Crispy Polenta Bites with Crème Fraiche, Balsamic Glaze and Fresh Basil
1 cup quick cook polenta
1/4 grated parmesan
1/4 cup extra virgin olive oil
1 cup crème Fraiche or sour cream (crème Fraiche is a French sour cream, usually a bit thicker than our sour cream here in the states)
1/2 cup good quality aged balsamic vinegar
Handful of fresh basil
Salt and pepper to taste
Prepare the polenta to package directions. Typically the brand I use is one cup polenta to three cups liquid. I like to use an herbed vegetable broth for this recipe. But half milk and water is also nice. Gives it a creamier texture. Just before the polenta is thickened add the 1/4 cup grated parmesan to the polenta. Season with salt and pepper if needed.
Oil or butter a medium size baking dish, 8×11 or 9×13 work well. Pour the warm polenta into the baking dish and smooth the top. Let it cool completely. If I’m making this for a dinner party I’ll prepare the polenta and refrigerate overnight and then finish the recipe before serving.
Once the polenta has cooled, pop it out of the baking dish onto a cutting board or clean surface. Using a small round or square cutter, cut bites out of the polenta. I like these “bite sized” so a biscuit cutter is usually to big. Once you’ve cut out as many small bites as you can, trim up the remaining polenta for test bites.
Heat a large skillet over medium heat and add a few tablespoons extra virgin olive oil. When the oil is hot but not smoking, pan sear both sides of each polenta bite. Drain on a paper towel lined baking sheet or plate.
In a small sauce pan heat the balsamic vinegar over low to medium heat and let it reduce by half, becoming thicker and more of a glaze. I highly recommend pulling out the good balsamic vinegar for this recipe. On occasion I can find a bottle of really good aged balsamic glaze that doesn’t have to be heated. It’s already reduced. I’ve found this at a few specialty markets, natural markets and Whole Foods.
Next, take the handful of fresh basil, stacking each leaf one on top of the other and roll into a cigar. Slice the ends into what is called chiffonade. I’ve included some photos at the bottom of the recipe.

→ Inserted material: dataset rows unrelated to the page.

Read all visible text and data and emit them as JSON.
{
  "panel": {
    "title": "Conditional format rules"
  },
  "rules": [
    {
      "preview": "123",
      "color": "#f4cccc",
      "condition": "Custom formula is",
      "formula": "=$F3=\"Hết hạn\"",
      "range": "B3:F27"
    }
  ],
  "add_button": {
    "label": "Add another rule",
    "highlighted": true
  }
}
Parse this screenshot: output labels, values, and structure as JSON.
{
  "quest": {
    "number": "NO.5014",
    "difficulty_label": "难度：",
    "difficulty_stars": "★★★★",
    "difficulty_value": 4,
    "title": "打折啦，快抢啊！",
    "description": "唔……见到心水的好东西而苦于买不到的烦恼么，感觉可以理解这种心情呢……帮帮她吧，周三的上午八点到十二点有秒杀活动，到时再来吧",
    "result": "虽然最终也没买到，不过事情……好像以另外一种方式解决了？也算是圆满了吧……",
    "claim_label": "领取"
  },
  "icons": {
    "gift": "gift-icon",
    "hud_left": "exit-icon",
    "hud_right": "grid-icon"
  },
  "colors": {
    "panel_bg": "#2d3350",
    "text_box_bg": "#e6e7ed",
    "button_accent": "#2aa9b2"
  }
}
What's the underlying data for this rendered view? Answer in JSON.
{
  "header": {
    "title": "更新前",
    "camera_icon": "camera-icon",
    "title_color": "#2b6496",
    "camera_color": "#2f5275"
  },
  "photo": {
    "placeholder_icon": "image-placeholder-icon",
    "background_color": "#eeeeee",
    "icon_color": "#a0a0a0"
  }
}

Place each bite on a platter or serving board. Dollop or pipe crème Fraiche onto each bite. Drizzle with the balsamic glaze and garnish with the basil chiffonade. A sprinkling of sea salt on each bit is also lovely.